The descent was all too easy. Sated by the delicious meal and the feeling of accomplishment our legs weightlessly cruised along the footpath towards the ferry terminal. We’ll be back soon.

Monday, January 5, 2009

Happy New Year!

This past week in Istanbul: Gavin and I rang in the New Year with a Canadian couple we have been palling around with. I made a pasta dinner, we drank wine and Raki at our house then wondered down to the water front just before New Years and toasted to 2009 with KIWI flavored white wine, which was the cause of my hangover the next morning. Good god…what will these crazy Turks think of next?
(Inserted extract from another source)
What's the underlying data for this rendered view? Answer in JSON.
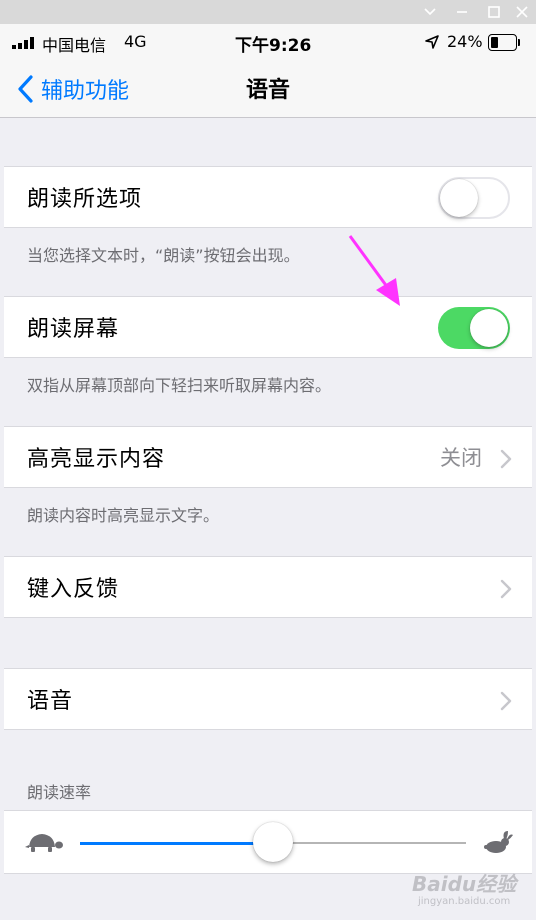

We of course had a drunken altercation with two Turkish men, which resulted with Amy getting her ass pinched (luckily my long winter coat spared me from getting pinched as well, and saved Gavin from a life time in Turkish prison for ripping a Turk limb from limb.)

My classes have been going well, my weekend class is preparing for their Grammar Exam. It is nice when you see students’ faces when they finally really get something you have taught them. However it is very frustrating when they call in a fellow teacher, whom they all have a crush on, and forget all the English I have taught them altogether.

As I previously mentioned, my weekend class met Gavin last weekend at our “party” and after finally learning the simple past tense this week, they were able to ask me questions about him. After they learned that we lived together in San Francisco and that we moved to Istanbul together, one student actually asked me if we “sleep together.” Interesting. (Editor’s Note: We maintain separate sleeping quarters once a week to observe the Sabbath).

Gavin and I finally got paid on the 3rd. Very exciting. Suddenly we have found ourselves rich with the Turkish Lira and spent over 100 TL the day we got paid. I bought myself my fleece blanket and a Grammar exercise book for my classes, and of course we finally got a chance to stock up on necessities like toilet paper, which was, of course, Gavin’s big purchase (Editor’s Note: Had to jump at such a great price).
A Brief Forward: Nellie is a self-professed "crazy cat-woman in training" and has spent some time observing the felines next door. I think everyone will enjoy this piece that she wrote the other night... Gavin

An interesting fact about our apartment: we live next to a cat palace. The building next door looks as though it should be abandoned. The stucco exterior is crumbling. The occupants have opted to create a scrap metal yard in front of their door. Mountains of trash are heaped in front of a pointless two-foot cement wall that surrounds the scrap yard. The only tenants appear to be cats, however the ever-changing laundry that hangs on one of the balconies suggests that humans do in fact occupy the building. The only life I have ever seen coming or going from the building are cats. The king cat appears to be an orange tabby that usually sits on the wall, but can often be seen following the fish cart that a man pushes through our street to the corner to sell his daily catch of sardines. About twenty other cats live under the king’s rule. They can be seen rooting through the trash, hiding under cars, and sleeping among the shards of scrap metal.

These cats have become quite a distraction to our daily lives. As some cat lovers may know, cats udder an earsplitting shriek whenever they fight or have sex. From the sounds of it, the cats next door do both quite frequently. Although our apartment is on the fourth floor, and a wide alley way divides our building from the cat palace, the shrieks sound as though they are coming from our balcony. These cries come at all hours of the night, echoing through our apartment.